In the copy, include every entry exactly but none of its images.

***** Stored data

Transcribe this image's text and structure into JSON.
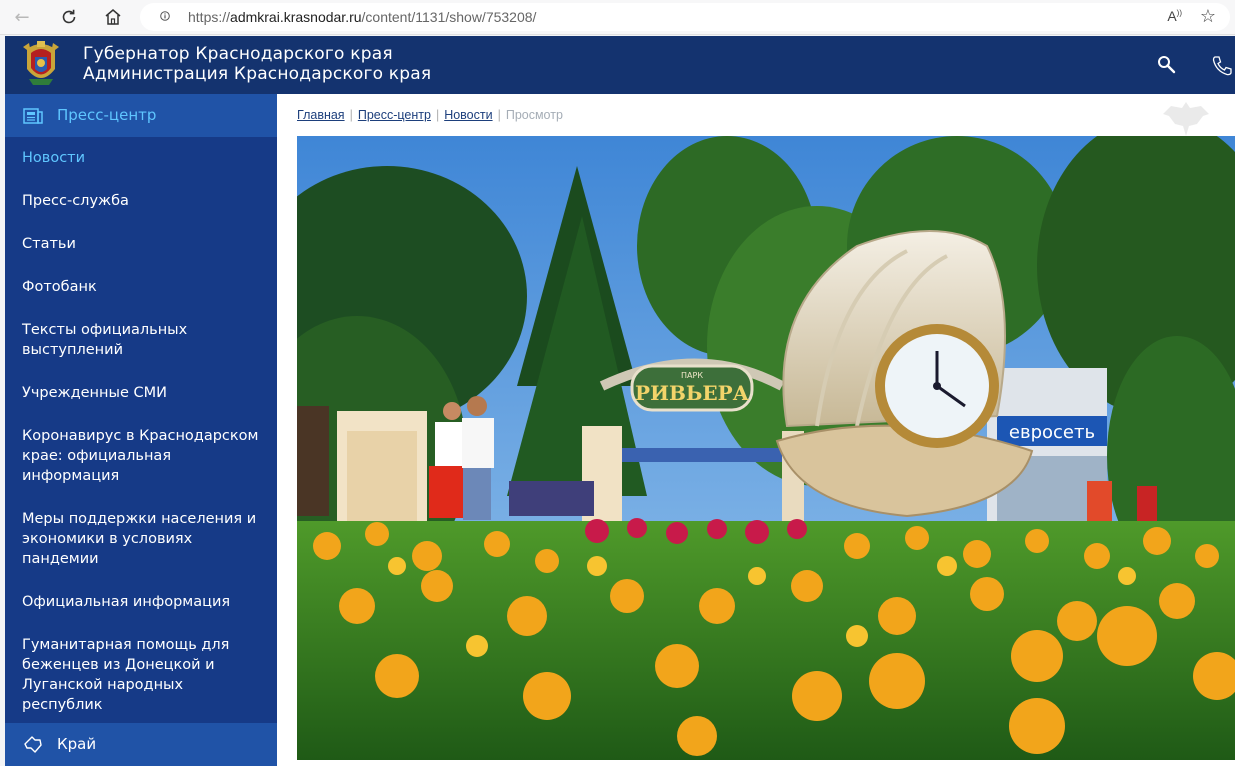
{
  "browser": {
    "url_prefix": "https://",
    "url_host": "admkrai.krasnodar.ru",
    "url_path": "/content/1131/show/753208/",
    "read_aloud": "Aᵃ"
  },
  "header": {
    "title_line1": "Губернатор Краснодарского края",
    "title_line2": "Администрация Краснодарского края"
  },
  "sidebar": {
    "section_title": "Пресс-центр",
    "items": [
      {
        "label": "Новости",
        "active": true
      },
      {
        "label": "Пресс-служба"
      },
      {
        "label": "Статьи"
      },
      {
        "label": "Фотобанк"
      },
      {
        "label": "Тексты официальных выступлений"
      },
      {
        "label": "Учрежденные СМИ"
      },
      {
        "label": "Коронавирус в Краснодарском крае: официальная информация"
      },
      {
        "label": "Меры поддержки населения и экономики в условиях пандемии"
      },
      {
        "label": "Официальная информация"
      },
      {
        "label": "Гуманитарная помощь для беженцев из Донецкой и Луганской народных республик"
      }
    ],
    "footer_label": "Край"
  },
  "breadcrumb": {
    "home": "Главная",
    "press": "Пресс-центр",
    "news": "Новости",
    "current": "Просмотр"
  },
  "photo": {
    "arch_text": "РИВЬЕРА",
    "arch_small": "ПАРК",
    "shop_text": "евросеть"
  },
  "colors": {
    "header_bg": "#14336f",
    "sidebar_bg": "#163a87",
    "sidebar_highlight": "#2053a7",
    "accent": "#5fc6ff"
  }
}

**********

• **Task result**:
Transcribe this image's text and structure into JSON.
{
  "browser": {
    "url_prefix": "https://",
    "url_host": "admkrai.krasnodar.ru",
    "url_path": "/content/1131/show/753208/",
    "read_aloud": "Aᵃ"
  },
  "header": {
    "title_line1": "Губернатор Краснодарского края",
    "title_line2": "Администрация Краснодарского края"
  },
  "sidebar": {
    "section_title": "Пресс-центр",
    "items": [
      {
        "label": "Новости",
        "active": true
      },
      {
        "label": "Пресс-служба"
      },
      {
        "label": "Статьи"
      },
      {
        "label": "Фотобанк"
      },
      {
        "label": "Тексты официальных выступлений"
      },
      {
        "label": "Учрежденные СМИ"
      },
      {
        "label": "Коронавирус в Краснодарском крае: официальная информация"
      },
      {
        "label": "Меры поддержки населения и экономики в условиях пандемии"
      },
      {
        "label": "Официальная информация"
      },
      {
        "label": "Гуманитарная помощь для беженцев из Донецкой и Луганской народных республик"
      }
    ],
    "footer_label": "Край"
  },
  "breadcrumb": {
    "home": "Главная",
    "press": "Пресс-центр",
    "news": "Новости",
    "current": "Просмотр"
  },
  "photo": {
    "arch_text": "РИВЬЕРА",
    "arch_small": "ПАРК",
    "shop_text": "евросеть"
  },
  "colors": {
    "header_bg": "#14336f",
    "sidebar_bg": "#163a87",
    "sidebar_highlight": "#2053a7",
    "accent": "#5fc6ff"
  }
}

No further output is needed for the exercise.